Work to be completed
What lines below contain the string "Vocal"? List them all.
BEGIN Available records
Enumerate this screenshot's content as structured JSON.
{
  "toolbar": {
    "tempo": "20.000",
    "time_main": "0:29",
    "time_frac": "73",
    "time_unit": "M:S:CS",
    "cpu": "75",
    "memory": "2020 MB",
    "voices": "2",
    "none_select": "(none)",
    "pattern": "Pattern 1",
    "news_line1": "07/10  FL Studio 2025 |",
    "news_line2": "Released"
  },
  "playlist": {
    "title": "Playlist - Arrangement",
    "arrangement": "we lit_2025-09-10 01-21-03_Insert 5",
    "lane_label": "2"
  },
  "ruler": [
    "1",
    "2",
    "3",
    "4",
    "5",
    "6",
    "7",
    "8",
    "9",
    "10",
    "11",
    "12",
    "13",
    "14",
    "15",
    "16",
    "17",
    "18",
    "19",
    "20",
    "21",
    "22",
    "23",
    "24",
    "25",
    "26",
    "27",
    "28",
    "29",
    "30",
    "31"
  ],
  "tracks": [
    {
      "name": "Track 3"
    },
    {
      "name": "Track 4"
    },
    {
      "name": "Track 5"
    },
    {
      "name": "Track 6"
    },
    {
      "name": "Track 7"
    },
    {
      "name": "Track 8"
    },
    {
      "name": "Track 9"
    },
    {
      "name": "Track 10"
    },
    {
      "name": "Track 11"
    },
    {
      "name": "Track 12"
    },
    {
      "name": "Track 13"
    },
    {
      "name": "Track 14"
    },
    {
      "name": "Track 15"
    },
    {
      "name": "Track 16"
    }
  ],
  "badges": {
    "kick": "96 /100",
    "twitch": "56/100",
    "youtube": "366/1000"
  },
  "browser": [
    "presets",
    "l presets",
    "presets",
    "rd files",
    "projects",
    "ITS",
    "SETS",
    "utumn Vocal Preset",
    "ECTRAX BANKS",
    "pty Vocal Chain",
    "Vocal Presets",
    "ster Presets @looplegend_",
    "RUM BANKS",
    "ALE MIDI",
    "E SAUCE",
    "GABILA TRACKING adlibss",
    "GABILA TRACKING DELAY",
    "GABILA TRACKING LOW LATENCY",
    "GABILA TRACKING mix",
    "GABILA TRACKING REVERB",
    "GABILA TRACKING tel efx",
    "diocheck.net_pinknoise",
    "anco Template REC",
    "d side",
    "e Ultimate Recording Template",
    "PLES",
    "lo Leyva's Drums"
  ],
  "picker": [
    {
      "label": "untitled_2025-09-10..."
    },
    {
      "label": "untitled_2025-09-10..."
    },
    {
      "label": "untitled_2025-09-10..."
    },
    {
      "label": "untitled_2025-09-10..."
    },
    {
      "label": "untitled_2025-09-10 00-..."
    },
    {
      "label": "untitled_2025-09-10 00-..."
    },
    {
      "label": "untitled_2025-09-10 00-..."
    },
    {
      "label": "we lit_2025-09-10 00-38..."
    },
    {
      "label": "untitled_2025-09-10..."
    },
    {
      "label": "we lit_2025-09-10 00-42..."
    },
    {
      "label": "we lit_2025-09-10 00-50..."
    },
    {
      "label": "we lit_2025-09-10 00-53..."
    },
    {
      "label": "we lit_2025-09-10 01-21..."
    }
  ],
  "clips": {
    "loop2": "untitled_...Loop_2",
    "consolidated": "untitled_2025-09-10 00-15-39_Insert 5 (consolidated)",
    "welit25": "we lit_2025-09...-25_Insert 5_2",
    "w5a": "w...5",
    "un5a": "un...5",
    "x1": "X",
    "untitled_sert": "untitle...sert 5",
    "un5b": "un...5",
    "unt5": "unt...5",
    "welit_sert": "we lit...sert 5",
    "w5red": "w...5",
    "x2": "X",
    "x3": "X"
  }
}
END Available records
Result of the task
    "utumn Vocal Preset",
    "pty Vocal Chain",
    "Vocal Presets",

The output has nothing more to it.